>>>>

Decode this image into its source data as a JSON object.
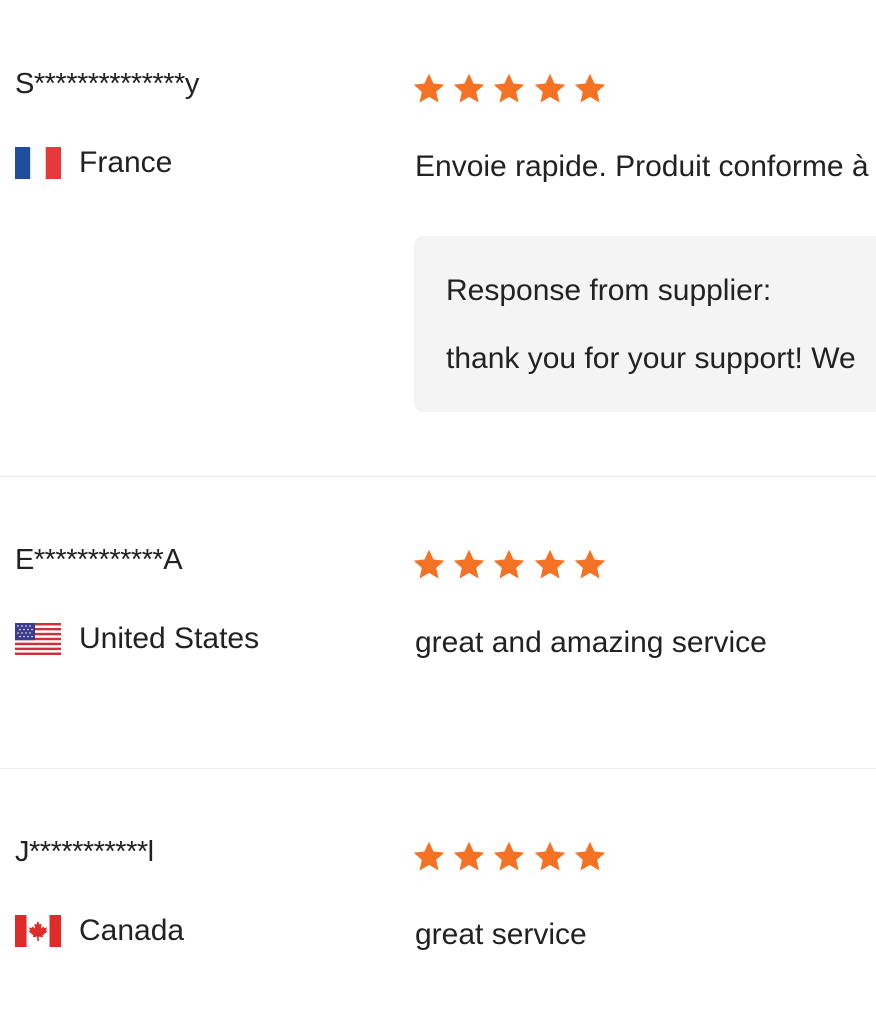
{
  "accent_color": "#f57224",
  "rating_max": 5,
  "reviews": [
    {
      "reviewer": "S**************y",
      "country": "France",
      "flag_icon": "france-flag-icon",
      "rating": 5,
      "text": "Envoie rapide. Produit conforme à",
      "response": {
        "title": "Response from supplier:",
        "text": "thank you for your support! We"
      }
    },
    {
      "reviewer": "E************A",
      "country": "United States",
      "flag_icon": "usa-flag-icon",
      "rating": 5,
      "text": "great and amazing service"
    },
    {
      "reviewer": "J***********l",
      "country": "Canada",
      "flag_icon": "canada-flag-icon",
      "rating": 5,
      "text": "great service"
    }
  ]
}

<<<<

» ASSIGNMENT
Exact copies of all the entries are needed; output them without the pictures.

» EXERCISE RESPONSE
Decode this image into its source data as a JSON object.
{
  "accent_color": "#f57224",
  "rating_max": 5,
  "reviews": [
    {
      "reviewer": "S**************y",
      "country": "France",
      "flag_icon": "france-flag-icon",
      "rating": 5,
      "text": "Envoie rapide. Produit conforme à",
      "response": {
        "title": "Response from supplier:",
        "text": "thank you for your support! We"
      }
    },
    {
      "reviewer": "E************A",
      "country": "United States",
      "flag_icon": "usa-flag-icon",
      "rating": 5,
      "text": "great and amazing service"
    },
    {
      "reviewer": "J***********l",
      "country": "Canada",
      "flag_icon": "canada-flag-icon",
      "rating": 5,
      "text": "great service"
    }
  ]
}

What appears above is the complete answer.